**What the task asks**. For the entries that follow, count the lines containing the string "avatar" and write only the number.

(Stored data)
- Opening Delimiter -

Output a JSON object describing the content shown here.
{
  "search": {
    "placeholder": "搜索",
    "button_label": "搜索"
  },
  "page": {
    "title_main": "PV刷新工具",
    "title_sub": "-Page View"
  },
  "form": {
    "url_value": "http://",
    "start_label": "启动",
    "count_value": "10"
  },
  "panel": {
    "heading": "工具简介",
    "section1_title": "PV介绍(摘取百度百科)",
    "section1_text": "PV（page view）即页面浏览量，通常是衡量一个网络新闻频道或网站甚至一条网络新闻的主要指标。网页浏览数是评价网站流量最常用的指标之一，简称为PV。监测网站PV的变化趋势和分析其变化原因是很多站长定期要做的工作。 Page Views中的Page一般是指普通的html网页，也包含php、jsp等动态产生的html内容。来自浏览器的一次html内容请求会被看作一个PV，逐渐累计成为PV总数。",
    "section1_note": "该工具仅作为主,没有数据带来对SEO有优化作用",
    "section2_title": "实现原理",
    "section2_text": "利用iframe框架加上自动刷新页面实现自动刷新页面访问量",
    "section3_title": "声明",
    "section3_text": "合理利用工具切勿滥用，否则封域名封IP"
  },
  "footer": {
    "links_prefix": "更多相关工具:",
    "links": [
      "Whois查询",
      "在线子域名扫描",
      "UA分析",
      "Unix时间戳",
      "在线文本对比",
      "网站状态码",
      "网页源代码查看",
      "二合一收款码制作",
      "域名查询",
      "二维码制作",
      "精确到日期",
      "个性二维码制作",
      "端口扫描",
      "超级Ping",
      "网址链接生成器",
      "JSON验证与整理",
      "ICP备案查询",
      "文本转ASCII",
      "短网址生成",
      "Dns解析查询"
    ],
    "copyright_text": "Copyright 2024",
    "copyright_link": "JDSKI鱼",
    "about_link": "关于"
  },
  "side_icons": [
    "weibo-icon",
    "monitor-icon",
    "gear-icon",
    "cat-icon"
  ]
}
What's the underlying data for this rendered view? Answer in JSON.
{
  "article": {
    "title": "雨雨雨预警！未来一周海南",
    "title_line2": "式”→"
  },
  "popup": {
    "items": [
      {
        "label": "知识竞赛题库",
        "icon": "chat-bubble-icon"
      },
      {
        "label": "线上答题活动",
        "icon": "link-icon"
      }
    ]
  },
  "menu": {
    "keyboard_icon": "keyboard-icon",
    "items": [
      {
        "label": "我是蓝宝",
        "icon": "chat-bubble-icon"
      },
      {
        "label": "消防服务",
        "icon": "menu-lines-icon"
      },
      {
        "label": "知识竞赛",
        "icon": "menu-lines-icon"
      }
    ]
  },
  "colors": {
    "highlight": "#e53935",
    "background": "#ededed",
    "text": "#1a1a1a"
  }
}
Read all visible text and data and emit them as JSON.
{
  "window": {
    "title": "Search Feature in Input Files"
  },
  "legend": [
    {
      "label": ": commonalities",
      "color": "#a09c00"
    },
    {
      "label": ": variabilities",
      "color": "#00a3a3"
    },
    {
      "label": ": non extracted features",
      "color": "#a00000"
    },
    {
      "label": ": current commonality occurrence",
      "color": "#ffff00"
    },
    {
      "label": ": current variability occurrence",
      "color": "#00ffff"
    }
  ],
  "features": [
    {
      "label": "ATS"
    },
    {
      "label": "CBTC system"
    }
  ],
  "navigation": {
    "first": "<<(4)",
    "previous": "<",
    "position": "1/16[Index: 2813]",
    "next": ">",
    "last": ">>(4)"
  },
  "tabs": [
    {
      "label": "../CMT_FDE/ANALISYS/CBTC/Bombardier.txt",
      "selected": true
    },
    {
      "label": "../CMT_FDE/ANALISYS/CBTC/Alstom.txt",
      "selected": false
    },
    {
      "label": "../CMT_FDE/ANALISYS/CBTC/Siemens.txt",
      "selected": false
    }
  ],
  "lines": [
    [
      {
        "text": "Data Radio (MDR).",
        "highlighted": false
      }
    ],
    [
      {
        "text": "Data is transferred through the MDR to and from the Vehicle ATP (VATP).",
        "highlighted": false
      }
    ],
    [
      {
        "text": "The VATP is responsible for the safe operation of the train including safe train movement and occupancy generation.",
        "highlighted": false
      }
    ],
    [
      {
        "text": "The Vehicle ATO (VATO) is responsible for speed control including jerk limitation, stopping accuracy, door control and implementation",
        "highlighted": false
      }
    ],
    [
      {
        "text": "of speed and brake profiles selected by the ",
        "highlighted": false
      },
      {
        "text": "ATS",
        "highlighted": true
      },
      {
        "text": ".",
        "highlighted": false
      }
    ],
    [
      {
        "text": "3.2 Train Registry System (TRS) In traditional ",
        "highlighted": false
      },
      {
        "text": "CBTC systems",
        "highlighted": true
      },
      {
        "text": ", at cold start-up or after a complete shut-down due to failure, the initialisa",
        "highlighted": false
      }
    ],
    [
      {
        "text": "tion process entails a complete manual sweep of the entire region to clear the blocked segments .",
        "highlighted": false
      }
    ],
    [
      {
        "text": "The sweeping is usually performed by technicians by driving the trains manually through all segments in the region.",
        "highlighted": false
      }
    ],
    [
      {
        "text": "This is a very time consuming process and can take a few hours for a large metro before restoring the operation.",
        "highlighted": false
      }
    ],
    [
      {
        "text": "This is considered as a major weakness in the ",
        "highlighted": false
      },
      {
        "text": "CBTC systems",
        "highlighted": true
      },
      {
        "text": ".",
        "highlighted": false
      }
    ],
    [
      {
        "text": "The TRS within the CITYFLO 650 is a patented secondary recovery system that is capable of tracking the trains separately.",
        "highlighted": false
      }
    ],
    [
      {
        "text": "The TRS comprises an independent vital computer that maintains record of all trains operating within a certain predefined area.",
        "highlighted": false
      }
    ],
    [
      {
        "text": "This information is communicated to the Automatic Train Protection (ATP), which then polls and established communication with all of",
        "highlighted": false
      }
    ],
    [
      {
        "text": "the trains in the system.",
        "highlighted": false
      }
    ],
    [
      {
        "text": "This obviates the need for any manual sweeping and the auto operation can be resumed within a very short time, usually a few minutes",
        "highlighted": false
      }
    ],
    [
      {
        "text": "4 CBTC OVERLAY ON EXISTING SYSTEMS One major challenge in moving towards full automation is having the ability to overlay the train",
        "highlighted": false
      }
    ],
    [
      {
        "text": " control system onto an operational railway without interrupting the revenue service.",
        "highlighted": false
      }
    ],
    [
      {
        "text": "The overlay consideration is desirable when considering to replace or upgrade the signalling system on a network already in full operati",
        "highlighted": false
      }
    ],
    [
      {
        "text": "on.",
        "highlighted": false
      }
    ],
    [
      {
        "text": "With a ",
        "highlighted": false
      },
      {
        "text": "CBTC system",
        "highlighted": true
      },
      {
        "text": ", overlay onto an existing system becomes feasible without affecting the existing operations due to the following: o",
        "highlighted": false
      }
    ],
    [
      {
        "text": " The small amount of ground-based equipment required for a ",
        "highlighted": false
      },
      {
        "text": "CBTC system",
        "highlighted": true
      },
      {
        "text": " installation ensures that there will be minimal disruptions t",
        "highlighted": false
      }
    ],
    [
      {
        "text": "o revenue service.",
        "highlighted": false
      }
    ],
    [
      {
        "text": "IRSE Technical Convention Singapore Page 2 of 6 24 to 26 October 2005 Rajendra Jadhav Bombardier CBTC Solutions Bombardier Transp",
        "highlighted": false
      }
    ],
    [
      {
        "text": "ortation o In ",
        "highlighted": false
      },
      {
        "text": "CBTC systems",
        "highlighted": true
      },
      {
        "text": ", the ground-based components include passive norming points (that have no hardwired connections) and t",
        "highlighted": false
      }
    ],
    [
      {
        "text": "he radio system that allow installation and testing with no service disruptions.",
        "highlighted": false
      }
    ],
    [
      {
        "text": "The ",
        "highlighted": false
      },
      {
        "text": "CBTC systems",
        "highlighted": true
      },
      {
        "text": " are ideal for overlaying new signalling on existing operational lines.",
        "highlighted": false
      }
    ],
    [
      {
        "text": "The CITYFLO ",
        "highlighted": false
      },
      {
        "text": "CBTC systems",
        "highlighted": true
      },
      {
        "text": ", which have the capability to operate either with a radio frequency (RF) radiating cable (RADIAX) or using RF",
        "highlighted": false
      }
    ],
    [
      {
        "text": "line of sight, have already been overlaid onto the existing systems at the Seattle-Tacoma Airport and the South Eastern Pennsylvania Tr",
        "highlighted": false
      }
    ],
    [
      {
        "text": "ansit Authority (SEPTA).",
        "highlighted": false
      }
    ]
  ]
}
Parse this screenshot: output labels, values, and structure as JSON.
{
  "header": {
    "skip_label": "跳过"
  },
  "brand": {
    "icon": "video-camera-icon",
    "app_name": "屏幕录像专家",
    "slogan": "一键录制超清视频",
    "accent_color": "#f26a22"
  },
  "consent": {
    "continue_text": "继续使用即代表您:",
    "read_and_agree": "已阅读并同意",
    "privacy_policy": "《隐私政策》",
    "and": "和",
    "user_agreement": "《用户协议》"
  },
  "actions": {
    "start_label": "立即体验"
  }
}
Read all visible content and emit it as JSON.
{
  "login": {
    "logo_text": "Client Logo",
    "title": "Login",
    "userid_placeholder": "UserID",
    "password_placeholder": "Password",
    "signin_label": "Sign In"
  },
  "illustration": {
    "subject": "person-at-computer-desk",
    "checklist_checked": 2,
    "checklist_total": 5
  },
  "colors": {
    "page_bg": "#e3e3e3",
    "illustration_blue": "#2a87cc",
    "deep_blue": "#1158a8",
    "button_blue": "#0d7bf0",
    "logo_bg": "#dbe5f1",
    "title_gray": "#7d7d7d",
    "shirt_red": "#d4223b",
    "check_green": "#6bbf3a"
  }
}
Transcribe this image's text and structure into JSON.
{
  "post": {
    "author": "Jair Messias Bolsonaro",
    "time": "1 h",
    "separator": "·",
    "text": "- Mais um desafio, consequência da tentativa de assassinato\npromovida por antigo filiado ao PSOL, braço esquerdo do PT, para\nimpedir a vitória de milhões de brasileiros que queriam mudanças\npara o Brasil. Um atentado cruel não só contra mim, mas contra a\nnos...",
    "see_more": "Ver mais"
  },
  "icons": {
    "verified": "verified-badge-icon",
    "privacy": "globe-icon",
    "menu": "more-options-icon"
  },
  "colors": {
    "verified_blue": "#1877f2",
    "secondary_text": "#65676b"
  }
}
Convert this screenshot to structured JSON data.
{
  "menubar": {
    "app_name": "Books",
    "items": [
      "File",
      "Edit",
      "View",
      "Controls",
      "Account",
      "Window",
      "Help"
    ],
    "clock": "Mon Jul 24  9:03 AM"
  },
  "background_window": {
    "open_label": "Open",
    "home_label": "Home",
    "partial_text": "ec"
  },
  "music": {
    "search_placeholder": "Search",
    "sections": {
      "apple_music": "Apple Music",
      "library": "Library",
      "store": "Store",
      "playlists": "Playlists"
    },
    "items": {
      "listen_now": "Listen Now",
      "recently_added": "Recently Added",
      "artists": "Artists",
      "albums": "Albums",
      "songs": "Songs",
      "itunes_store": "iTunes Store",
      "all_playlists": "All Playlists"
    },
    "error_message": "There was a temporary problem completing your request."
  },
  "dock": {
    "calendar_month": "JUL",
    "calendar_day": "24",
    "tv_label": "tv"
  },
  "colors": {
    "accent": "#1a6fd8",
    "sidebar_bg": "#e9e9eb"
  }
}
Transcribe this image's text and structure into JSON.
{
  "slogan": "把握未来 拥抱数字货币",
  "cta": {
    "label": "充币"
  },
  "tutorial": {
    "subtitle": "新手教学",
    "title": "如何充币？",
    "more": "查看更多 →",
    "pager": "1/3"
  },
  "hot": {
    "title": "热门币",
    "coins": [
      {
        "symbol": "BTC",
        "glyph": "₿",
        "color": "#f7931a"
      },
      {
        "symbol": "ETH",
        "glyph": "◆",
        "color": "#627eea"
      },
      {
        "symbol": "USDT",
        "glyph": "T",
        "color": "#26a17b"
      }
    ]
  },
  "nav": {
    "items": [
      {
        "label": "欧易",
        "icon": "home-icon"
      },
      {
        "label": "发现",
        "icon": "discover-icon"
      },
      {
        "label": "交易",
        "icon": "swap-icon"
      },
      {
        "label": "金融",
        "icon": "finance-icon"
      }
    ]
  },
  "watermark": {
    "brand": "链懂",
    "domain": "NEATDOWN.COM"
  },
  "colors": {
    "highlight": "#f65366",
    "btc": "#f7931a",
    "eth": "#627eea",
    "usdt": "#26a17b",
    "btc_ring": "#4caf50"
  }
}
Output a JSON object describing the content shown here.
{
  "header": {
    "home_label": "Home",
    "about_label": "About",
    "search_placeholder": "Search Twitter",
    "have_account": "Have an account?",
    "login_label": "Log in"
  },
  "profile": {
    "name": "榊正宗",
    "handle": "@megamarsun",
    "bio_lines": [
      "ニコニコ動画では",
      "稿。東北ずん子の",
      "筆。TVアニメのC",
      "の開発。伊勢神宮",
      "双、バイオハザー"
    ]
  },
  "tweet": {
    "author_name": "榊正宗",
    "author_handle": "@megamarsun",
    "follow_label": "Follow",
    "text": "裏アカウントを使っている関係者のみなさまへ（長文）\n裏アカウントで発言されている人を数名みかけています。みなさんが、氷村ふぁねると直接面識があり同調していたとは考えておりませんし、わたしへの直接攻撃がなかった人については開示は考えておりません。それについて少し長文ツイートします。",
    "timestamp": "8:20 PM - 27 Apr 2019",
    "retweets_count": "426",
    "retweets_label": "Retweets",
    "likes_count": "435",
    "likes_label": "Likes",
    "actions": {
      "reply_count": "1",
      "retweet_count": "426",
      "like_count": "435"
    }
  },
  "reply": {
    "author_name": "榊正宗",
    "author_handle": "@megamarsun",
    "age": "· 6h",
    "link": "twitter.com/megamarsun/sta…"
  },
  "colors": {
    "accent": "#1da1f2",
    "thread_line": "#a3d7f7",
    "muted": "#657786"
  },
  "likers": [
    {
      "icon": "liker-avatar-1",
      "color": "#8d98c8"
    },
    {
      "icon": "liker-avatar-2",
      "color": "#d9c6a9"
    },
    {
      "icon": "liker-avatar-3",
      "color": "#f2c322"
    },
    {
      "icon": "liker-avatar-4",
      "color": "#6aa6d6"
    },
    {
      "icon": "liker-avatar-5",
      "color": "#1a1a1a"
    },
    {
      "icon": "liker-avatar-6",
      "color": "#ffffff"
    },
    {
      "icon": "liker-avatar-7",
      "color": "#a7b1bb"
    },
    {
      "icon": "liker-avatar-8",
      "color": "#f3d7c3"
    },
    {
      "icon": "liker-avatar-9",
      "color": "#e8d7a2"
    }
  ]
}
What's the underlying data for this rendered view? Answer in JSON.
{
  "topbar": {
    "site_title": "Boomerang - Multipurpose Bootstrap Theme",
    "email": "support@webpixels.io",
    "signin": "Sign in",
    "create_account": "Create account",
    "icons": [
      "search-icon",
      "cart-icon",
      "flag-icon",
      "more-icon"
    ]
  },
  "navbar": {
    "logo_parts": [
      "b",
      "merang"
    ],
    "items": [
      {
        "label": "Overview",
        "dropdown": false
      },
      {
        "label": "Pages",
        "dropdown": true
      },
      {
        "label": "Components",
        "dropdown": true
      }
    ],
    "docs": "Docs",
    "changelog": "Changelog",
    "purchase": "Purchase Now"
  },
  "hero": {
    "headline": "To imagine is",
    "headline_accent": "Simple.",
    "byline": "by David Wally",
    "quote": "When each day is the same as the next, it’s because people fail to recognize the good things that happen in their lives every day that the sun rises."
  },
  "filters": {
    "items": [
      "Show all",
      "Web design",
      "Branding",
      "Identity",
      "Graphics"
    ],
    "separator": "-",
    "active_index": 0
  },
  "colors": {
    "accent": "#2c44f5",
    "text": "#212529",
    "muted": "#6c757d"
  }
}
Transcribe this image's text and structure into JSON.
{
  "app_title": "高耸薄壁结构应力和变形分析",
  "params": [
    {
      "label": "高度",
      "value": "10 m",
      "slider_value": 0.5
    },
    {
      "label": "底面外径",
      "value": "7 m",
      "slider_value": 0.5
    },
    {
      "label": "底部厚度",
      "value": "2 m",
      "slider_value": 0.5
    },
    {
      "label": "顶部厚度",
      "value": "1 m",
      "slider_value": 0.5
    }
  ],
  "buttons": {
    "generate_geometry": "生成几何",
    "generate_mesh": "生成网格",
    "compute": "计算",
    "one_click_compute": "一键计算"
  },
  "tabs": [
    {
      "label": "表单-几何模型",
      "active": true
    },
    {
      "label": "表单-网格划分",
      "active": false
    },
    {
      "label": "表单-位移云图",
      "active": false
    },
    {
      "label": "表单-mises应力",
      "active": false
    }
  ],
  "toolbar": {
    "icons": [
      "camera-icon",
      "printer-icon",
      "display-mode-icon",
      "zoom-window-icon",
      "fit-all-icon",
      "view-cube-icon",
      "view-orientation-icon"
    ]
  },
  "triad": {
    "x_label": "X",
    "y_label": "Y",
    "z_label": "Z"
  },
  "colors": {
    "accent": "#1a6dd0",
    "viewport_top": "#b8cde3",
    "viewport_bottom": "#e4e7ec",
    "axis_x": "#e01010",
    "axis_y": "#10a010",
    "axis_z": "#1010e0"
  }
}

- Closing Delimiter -

**Solved exercise**. 9